Yesterday I sat with my mother at the hospital having hard conversations.
It fucking sucked.
Yes, she’s in the hospital, has been since Thursday night when her fever spiked and her gerontologist told us to go to the ER. Once we got to the ER, my mother developed a new and highly alarming symptom – aphasia. She was unable to find her words for about 11 hours. It was terrifying for her; after all, she’s a scientist and a teacher and not being able to communicate is her worst fear. Fortunately, it passed, and she’s now speaking fine. We’re following up with the neurology team after she gets out of the hospital, though, because that’s strange fucking flu symptom.
So, yesterday. First we spent an hour banging our head against the medical treatment wall, trying to advocate for my mom to go to an acute rehab facility where she could get physically stronger. But we are trapped in a weird place: my mom is considered to be too healthy for an acute rehab where she’d be worked for about eight hours a day getting physical, speech, and occupational therapy. So instead they are sending her to a sub-acute rehab, which is basically just a nursing home. They only offer about an hour of rehab a day. Which sucks, because I believe until my mom builds up her strength she’s going to keep getting knocked down by every little thing that comes her way.
We talked a bit more about her living in a senior living place, which will have the benefit of not exposing her to all the kid germs that Tori brings home (like the flu, der). But she needs to be stronger to live on her own.
We have a plan. She’s going to a UPenn affiliated skilled nursing place where she should be able to do three hours of therapy a day, plus have the ability to do a bit more on her own (like walking through the halls, and maybe using a stationary bike). She’ll then return home where she will have a nursing assistant help her bathe twice a week, and a physical therapist that will come to the house several times a week (or do on-site out patient PT, which would be even better). She will follow up with neuro as an outpatient, and continue to see her gerontologist.
God willing, by the time a space comes available at the senior living place, she’ll be able to live on her own with help from a nursing assistant and us (the place we love is about 15 blocks from us).
God fucking willing.
The hardest part of yesterday, though, came with a hard conversation with my mom. We discussed how Tori is reacting to my mom’s issues and the resulting stress that happens to the rest of us (Charlie told me yesterday that he hasn’t seen me this stressed since I lost the boys, or since we went through infertility). Because my mom and I have always been honest with each other, I had to tell her the truth: Tori is considerably traumatized by all of this.
There are many reasons; my mom has sometimes asked Tori to do things I think are kind of inappropriate to help her – stuff beyond “get me a glass of water.” Stuff that I’m barely comfortable helping her with (but I do, of course). She’s also witnessed multiple falls, and my mother’s repeated mental confusion. At the hospital once my mother flew into a rage and was screaming at me while Tori was there.
I do not want that for my daughter.
My mom feels that Tori has to “learn to live in the real world eventually” and this statement makes so furiously angry.

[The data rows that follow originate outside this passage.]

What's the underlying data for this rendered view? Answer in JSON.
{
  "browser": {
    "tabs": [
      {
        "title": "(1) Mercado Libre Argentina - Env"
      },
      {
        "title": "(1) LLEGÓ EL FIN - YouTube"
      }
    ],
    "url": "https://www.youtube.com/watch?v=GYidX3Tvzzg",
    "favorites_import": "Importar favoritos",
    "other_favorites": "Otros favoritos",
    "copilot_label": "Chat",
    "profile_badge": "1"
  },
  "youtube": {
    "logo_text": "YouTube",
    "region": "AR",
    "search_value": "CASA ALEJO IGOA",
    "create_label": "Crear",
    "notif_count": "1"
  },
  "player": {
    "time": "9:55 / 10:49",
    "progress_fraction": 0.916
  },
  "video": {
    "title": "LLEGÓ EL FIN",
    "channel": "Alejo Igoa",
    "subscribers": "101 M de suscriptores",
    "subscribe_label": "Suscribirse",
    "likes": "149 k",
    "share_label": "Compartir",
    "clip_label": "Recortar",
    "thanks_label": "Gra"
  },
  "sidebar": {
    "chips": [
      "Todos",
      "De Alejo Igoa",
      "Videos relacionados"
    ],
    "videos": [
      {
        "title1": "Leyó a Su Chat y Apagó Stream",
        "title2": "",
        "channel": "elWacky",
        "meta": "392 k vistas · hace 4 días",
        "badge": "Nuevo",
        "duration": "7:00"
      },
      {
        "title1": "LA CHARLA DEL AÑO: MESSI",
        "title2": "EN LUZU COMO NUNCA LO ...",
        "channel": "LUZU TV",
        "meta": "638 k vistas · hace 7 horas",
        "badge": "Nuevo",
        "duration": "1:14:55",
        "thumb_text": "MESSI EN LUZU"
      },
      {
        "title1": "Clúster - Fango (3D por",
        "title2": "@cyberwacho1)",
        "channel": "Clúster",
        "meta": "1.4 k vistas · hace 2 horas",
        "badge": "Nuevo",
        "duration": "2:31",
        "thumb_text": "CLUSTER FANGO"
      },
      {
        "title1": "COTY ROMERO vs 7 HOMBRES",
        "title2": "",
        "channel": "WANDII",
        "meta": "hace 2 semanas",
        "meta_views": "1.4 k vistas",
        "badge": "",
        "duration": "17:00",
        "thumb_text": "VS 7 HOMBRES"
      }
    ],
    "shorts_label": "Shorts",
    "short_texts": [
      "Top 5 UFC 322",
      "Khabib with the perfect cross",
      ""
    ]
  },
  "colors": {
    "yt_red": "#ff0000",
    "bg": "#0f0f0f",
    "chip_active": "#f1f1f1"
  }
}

Like, switch flipped simmering life-long fury. Thankfully I have a lot of practice with reining that shit in with my mom and was able to reply only that I feel like she’s got just as much exposure to the real world that she needs as a six year old. That I want her to be a KID, not a nurse. My mom often yells at Tori; she doesn’t understand why Tori isn’t a kid like I was, eager to please, and why Tori is a kid that gets louder and more ramped up before bedtime instead of quiet and calm like I did. She often implies that we’re doing parenting wrong.
I know that my mom did the best she could raising me, but a big part of my story is that I had to grow up a lot faster than other kids. In many ways my mom treated me like a partner instead of a kid which lead to my feeling worried most of the time about finances, and I was always afraid. Always. I never felt safe.
I do not want that for Tori. Tori should feel safe, damn it, she should FEEL FUCKING SAFE.
I know my mom is scared, and I know she’s lonely, and I know that she’s frustrated. And as much as I love her, I’m still going to put Tori first. I don’t know if that makes me an asshole or not, but if there is an alternative living arrangement where my mom is safe and Tori isn’t traumatized, I’m going to take it.
I really hope that someday she understands.
I wake up each day more tired than I was when I fell asleep. My whole body aches from being clenched all the time. I make crappy food choices because meal planning is kind of beyond me right now. I watch far too much television. I have migraines almost every day – so many that I’ve run out of my meds and now I’m just sitting with the pain every day (thankfully they are low level migraines, and what the hell, a med wash out period isn’t a bad idea). My jaw is sore from clenching my teeth so much.
I’m talking to my closest friends each day. I’m chatting with other folks in similar situations. I’m reading up on how to take care of yourself as a caretaker. But I’m still doing this all blind, stumbling around in the dark not knowing what to do. Since the end of October my mother has had five emergency room visits, four hospitalizations, and a surgery.
Is it possible to cope with all of that without going nuts? I don’t know. My mom is miserable and depressed, and I’m stressed and brittle.
I swear I will post something positive here someday. Hopefully.